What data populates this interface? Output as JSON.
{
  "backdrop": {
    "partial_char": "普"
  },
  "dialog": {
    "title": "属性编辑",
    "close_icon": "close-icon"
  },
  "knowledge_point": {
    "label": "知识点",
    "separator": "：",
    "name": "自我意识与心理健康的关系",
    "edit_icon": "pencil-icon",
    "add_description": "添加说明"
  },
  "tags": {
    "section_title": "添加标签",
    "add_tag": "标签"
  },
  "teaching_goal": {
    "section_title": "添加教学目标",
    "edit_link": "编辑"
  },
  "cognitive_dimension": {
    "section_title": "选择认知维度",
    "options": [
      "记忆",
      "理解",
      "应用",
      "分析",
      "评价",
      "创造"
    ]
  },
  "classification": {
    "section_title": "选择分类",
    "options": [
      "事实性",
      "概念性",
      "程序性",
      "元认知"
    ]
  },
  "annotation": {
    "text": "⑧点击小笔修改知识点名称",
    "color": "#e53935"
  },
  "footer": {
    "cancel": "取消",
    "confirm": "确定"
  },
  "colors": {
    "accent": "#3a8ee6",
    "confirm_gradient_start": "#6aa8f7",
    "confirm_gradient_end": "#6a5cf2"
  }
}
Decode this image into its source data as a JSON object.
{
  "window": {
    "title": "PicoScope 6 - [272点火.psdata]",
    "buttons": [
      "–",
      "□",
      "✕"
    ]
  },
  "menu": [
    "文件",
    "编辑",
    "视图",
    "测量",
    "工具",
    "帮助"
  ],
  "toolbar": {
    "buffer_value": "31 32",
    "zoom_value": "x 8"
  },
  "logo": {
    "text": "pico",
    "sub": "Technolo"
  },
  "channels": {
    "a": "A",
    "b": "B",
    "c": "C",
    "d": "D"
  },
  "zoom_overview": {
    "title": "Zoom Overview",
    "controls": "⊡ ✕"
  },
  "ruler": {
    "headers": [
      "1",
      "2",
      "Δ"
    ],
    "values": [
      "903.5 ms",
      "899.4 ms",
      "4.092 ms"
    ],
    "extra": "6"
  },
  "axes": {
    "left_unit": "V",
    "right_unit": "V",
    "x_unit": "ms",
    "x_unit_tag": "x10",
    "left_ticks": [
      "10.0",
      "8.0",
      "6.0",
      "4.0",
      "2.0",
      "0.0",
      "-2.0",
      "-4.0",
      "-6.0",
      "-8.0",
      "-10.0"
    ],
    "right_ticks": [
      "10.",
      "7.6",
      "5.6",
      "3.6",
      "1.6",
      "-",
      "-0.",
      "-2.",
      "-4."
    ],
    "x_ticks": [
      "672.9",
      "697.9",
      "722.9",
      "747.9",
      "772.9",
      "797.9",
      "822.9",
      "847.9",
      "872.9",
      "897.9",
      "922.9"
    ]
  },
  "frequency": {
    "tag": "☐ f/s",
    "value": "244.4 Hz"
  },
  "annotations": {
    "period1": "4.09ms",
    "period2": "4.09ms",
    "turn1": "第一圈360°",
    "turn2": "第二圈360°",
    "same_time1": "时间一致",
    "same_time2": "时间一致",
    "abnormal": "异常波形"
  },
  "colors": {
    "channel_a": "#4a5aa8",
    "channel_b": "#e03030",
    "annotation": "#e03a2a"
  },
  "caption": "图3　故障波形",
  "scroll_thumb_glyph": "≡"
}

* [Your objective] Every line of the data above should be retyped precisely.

* [Expected answer]
What data populates this interface? Output as JSON.
{
  "backdrop": {
    "partial_char": "普"
  },
  "dialog": {
    "title": "属性编辑",
    "close_icon": "close-icon"
  },
  "knowledge_point": {
    "label": "知识点",
    "separator": "：",
    "name": "自我意识与心理健康的关系",
    "edit_icon": "pencil-icon",
    "add_description": "添加说明"
  },
  "tags": {
    "section_title": "添加标签",
    "add_tag": "标签"
  },
  "teaching_goal": {
    "section_title": "添加教学目标",
    "edit_link": "编辑"
  },
  "cognitive_dimension": {
    "section_title": "选择认知维度",
    "options": [
      "记忆",
      "理解",
      "应用",
      "分析",
      "评价",
      "创造"
    ]
  },
  "classification": {
    "section_title": "选择分类",
    "options": [
      "事实性",
      "概念性",
      "程序性",
      "元认知"
    ]
  },
  "annotation": {
    "text": "⑧点击小笔修改知识点名称",
    "color": "#e53935"
  },
  "footer": {
    "cancel": "取消",
    "confirm": "确定"
  },
  "colors": {
    "accent": "#3a8ee6",
    "confirm_gradient_start": "#6aa8f7",
    "confirm_gradient_end": "#6a5cf2"
  }
}
Decode this image into its source data as a JSON object.
{
  "window": {
    "title": "PicoScope 6 - [272点火.psdata]",
    "buttons": [
      "–",
      "□",
      "✕"
    ]
  },
  "menu": [
    "文件",
    "编辑",
    "视图",
    "测量",
    "工具",
    "帮助"
  ],
  "toolbar": {
    "buffer_value": "31 32",
    "zoom_value": "x 8"
  },
  "logo": {
    "text": "pico",
    "sub": "Technolo"
  },
  "channels": {
    "a": "A",
    "b": "B",
    "c": "C",
    "d": "D"
  },
  "zoom_overview": {
    "title": "Zoom Overview",
    "controls": "⊡ ✕"
  },
  "ruler": {
    "headers": [
      "1",
      "2",
      "Δ"
    ],
    "values": [
      "903.5 ms",
      "899.4 ms",
      "4.092 ms"
    ],
    "extra": "6"
  },
  "axes": {
    "left_unit": "V",
    "right_unit": "V",
    "x_unit": "ms",
    "x_unit_tag": "x10",
    "left_ticks": [
      "10.0",
      "8.0",
      "6.0",
      "4.0",
      "2.0",
      "0.0",
      "-2.0",
      "-4.0",
      "-6.0",
      "-8.0",
      "-10.0"
    ],
    "right_ticks": [
      "10.",
      "7.6",
      "5.6",
      "3.6",
      "1.6",
      "-",
      "-0.",
      "-2.",
      "-4."
    ],
    "x_ticks": [
      "672.9",
      "697.9",
      "722.9",
      "747.9",
      "772.9",
      "797.9",
      "822.9",
      "847.9",
      "872.9",
      "897.9",
      "922.9"
    ]
  },
  "frequency": {
    "tag": "☐ f/s",
    "value": "244.4 Hz"
  },
  "annotations": {
    "period1": "4.09ms",
    "period2": "4.09ms",
    "turn1": "第一圈360°",
    "turn2": "第二圈360°",
    "same_time1": "时间一致",
    "same_time2": "时间一致",
    "abnormal": "异常波形"
  },
  "colors": {
    "channel_a": "#4a5aa8",
    "channel_b": "#e03030",
    "annotation": "#e03a2a"
  },
  "caption": "图3　故障波形",
  "scroll_thumb_glyph": "≡"
}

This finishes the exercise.